By Spc. David Dyer, 3-1 Cav.May 26, 2010
The capability of Iraqi Security Forces is paramount to keeping Iraq safe, and U.S. Soldiers are training Iraqi troops to provide that stability and security for their country.
This is the situation at Contingency Operating Location Shocker, where a group of Iraqi Commandos received training in May, 2010, from the Cavalry Scouts of A "Assassin" Troop, 3rd Squadron, 1st Cavalry Regiment, 3rd Heavy Brigade Combat Team, 3rd Infantry Division.
The Iraqi Commandos will return to their units and assist in training fellow soldiers on the tactics they learned from the Assassin Troop Soldiers. This will increase the overall capabilities of the Iraqi Security Forces and lend stability to the government and safety to the population, according to 2nd Lt. Bryan Holder, a platoon leader in A Troop from Houston, Texas.
"It is very important that we help our partners build proficiency levels to the point where they are self-sustainable and trainers become organic to the organization," he said.
The training covered a wide area of subjects, said Sgt. Edward Ford, from Phoenix, Ariz., one of the trainers from A Troop working alongside the Iraqi Commandos,. Vehicle and personnel search techniques, escalation and ethics of force, and checkpoint manning guidelines were just some of the subjects covered.
"We were reinforcing the training that they already received, and improving their overall efficiency," said Ford.
Lt. Abdulkhaleq Abdalqader, 3rd Region's 1st Commando Battalion, one of the Commandos who participated in the reinforcement training, appreciated the relevance of the training.
"Everything about this training was good," he said. "I thought that the search training was very good.

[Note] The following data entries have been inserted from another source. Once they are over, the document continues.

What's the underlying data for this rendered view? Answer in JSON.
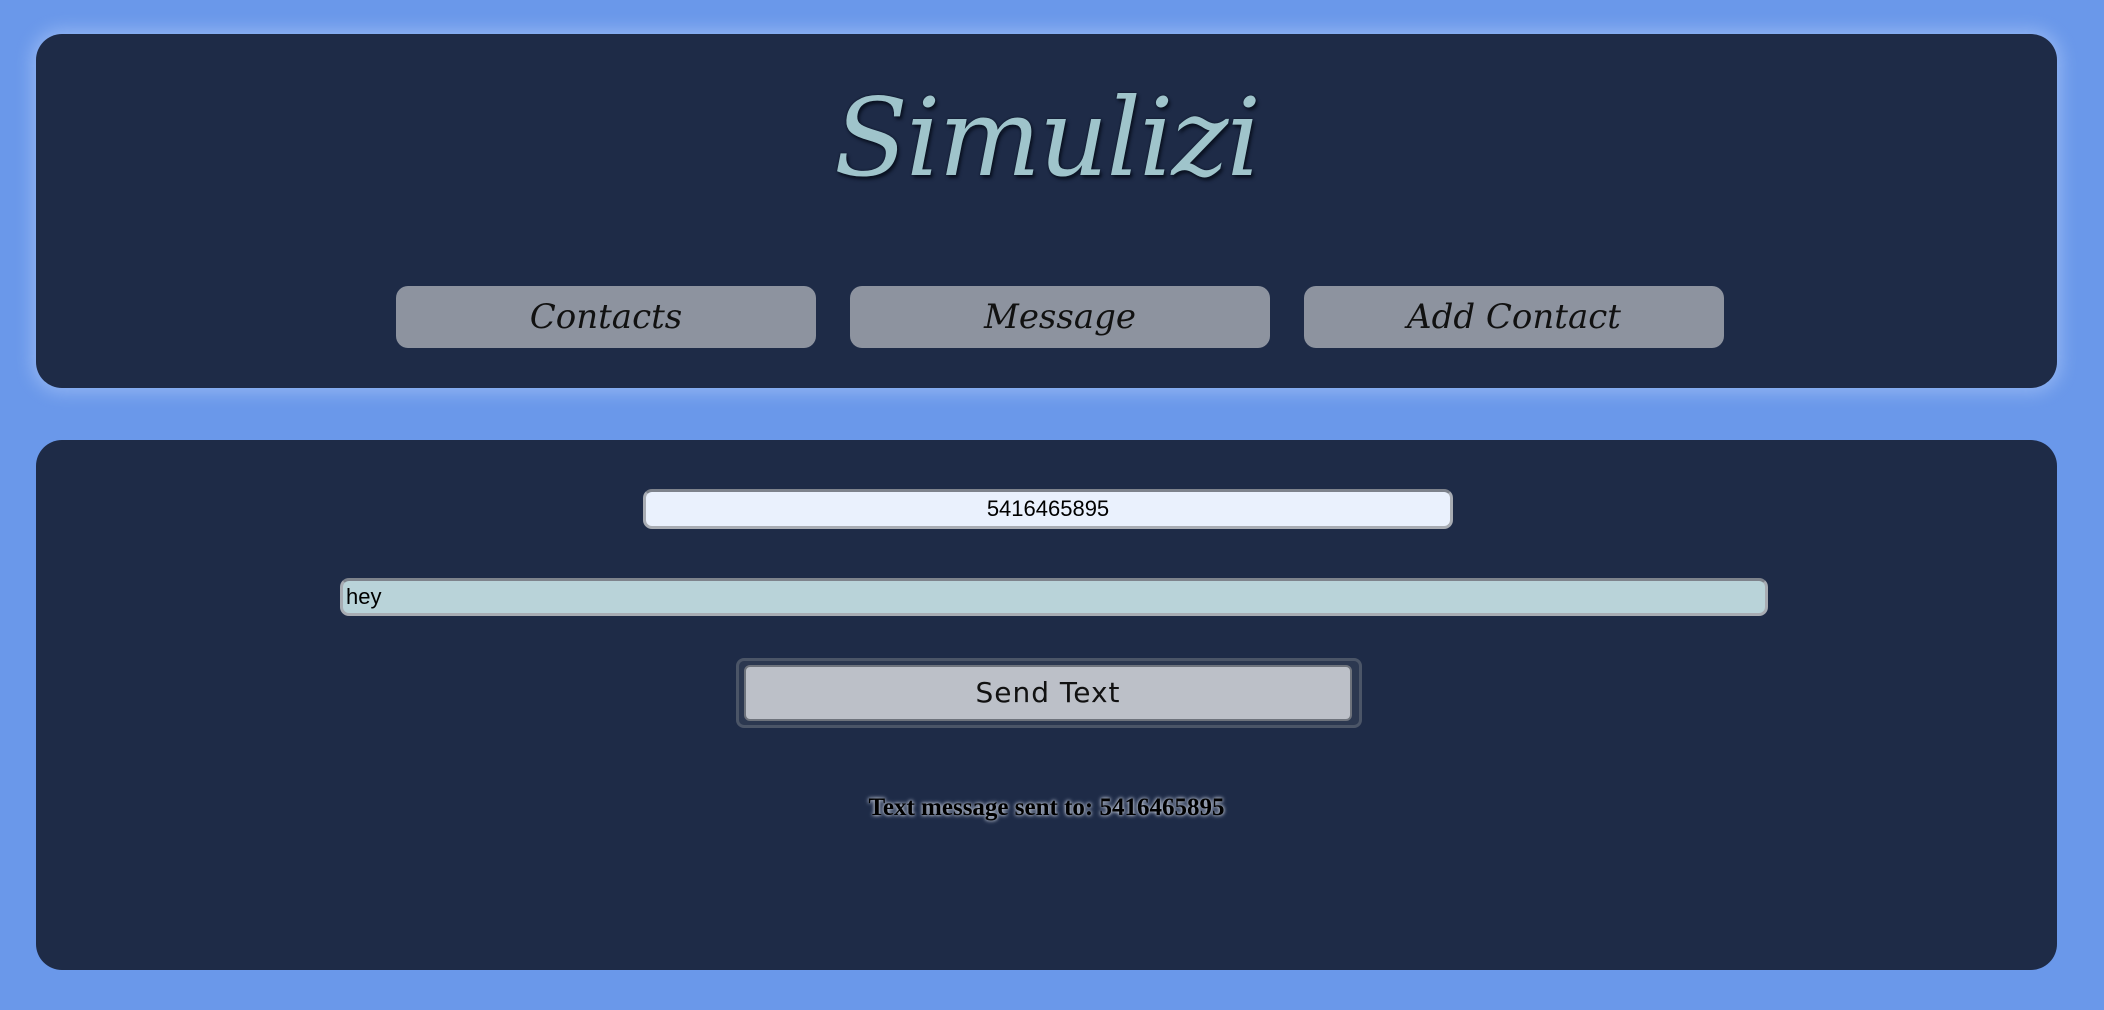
{
  "app": {
    "title": "Simulizi"
  },
  "nav": {
    "contacts_label": "Contacts",
    "message_label": "Message",
    "add_contact_label": "Add Contact"
  },
  "form": {
    "phone_value": "5416465895",
    "message_value": "hey",
    "send_label": "Send Text"
  },
  "status": {
    "text": "Text message sent to: 5416465895"
  },
  "colors": {
    "page_background": "#6a98ea",
    "panel_background": "#1e2b47",
    "title_color": "#9fc4cb",
    "nav_button_background": "#8d939f",
    "phone_input_background": "#eaf1fd",
    "message_input_background": "#b9d3d9",
    "send_button_background": "#bcc0c8"
  }
}
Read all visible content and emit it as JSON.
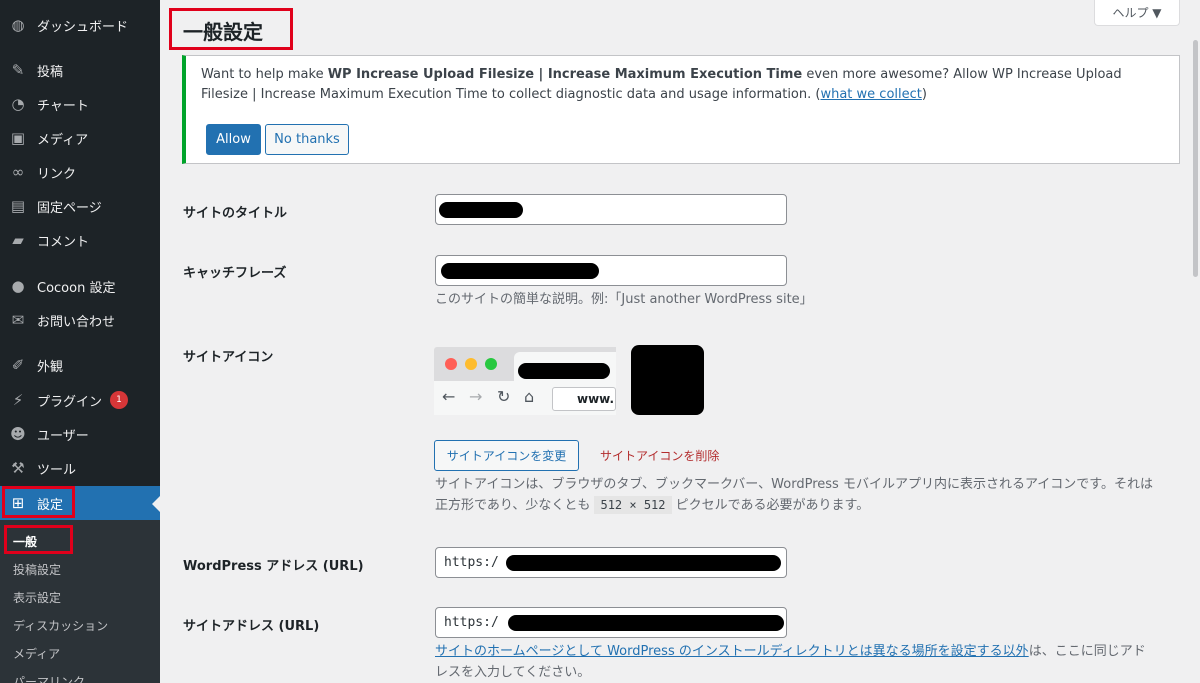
{
  "sidebar": {
    "items": [
      {
        "label": "ダッシュボード",
        "icon": "dashboard-icon"
      },
      {
        "label": "投稿",
        "icon": "pin-icon"
      },
      {
        "label": "チャート",
        "icon": "pie-chart-icon"
      },
      {
        "label": "メディア",
        "icon": "media-icon"
      },
      {
        "label": "リンク",
        "icon": "link-icon"
      },
      {
        "label": "固定ページ",
        "icon": "page-icon"
      },
      {
        "label": "コメント",
        "icon": "comment-icon"
      },
      {
        "label": "Cocoon 設定",
        "icon": "cocoon-icon"
      },
      {
        "label": "お問い合わせ",
        "icon": "mail-icon"
      },
      {
        "label": "外観",
        "icon": "brush-icon"
      },
      {
        "label": "プラグイン",
        "icon": "plugin-icon",
        "badge": "1"
      },
      {
        "label": "ユーザー",
        "icon": "user-icon"
      },
      {
        "label": "ツール",
        "icon": "wrench-icon"
      },
      {
        "label": "設定",
        "icon": "settings-icon",
        "active": true
      }
    ],
    "submenu": [
      "一般",
      "投稿設定",
      "表示設定",
      "ディスカッション",
      "メディア",
      "パーマリンク"
    ]
  },
  "header": {
    "help_label": "ヘルプ ▼",
    "page_title": "一般設定"
  },
  "notice": {
    "text_before": "Want to help make ",
    "plugin_name": "WP Increase Upload Filesize | Increase Maximum Execution Time",
    "text_after": " even more awesome? Allow WP Increase Upload Filesize | Increase Maximum Execution Time to collect diagnostic data and usage information. (",
    "link_label": "what we collect",
    "text_end": ")",
    "allow_label": "Allow",
    "no_thanks_label": "No thanks"
  },
  "form": {
    "site_title_label": "サイトのタイトル",
    "tagline_label": "キャッチフレーズ",
    "tagline_desc": "このサイトの簡単な説明。例:「Just another WordPress site」",
    "site_icon_label": "サイトアイコン",
    "preview_url": "www.",
    "change_icon_label": "サイトアイコンを変更",
    "remove_icon_label": "サイトアイコンを削除",
    "icon_desc_1": "サイトアイコンは、ブラウザのタブ、ブックマークバー、WordPress モバイルアプリ内に表示されるアイコンです。それは",
    "icon_desc_2a": "正方形であり、少なくとも ",
    "icon_desc_code": "512 × 512",
    "icon_desc_2b": " ピクセルである必要があります。",
    "wp_address_label": "WordPress アドレス (URL)",
    "wp_address_value": "https:/",
    "site_address_label": "サイトアドレス (URL)",
    "site_address_value": "https:/",
    "site_address_link": "サイトのホームページとして WordPress のインストールディレクトリとは異なる場所を設定する以外",
    "site_address_desc_1": "は、ここに同じアド",
    "site_address_desc_2": "レスを入力してください。"
  },
  "colors": {
    "sidebar_bg": "#1d2327",
    "accent": "#2271b1",
    "highlight_box": "#e0001b",
    "notice_border": "#00a32a"
  }
}
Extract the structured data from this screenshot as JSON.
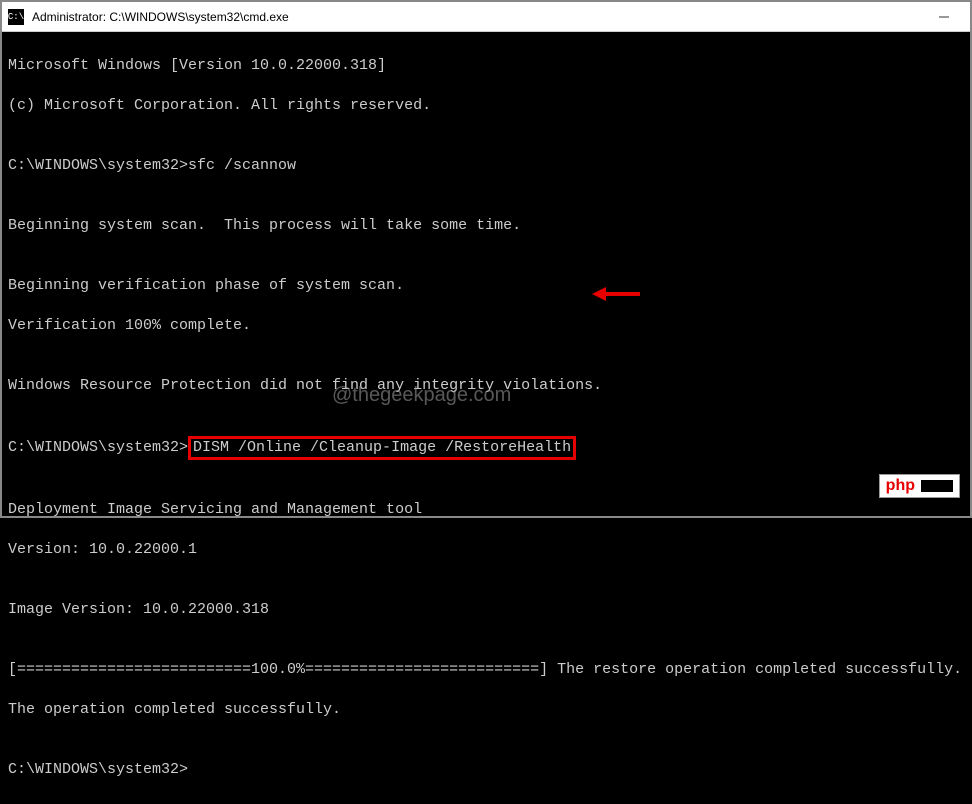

The things we learned here have many outside applications. We were able to learn things that will help us to gather more evidence and capture more bad guys."
According to Ford, not in too many other professions can a person be happy in the knowledge that he is teaching himself out of a job.
"It really motivates me to know that they were able to benefit from this course," he said.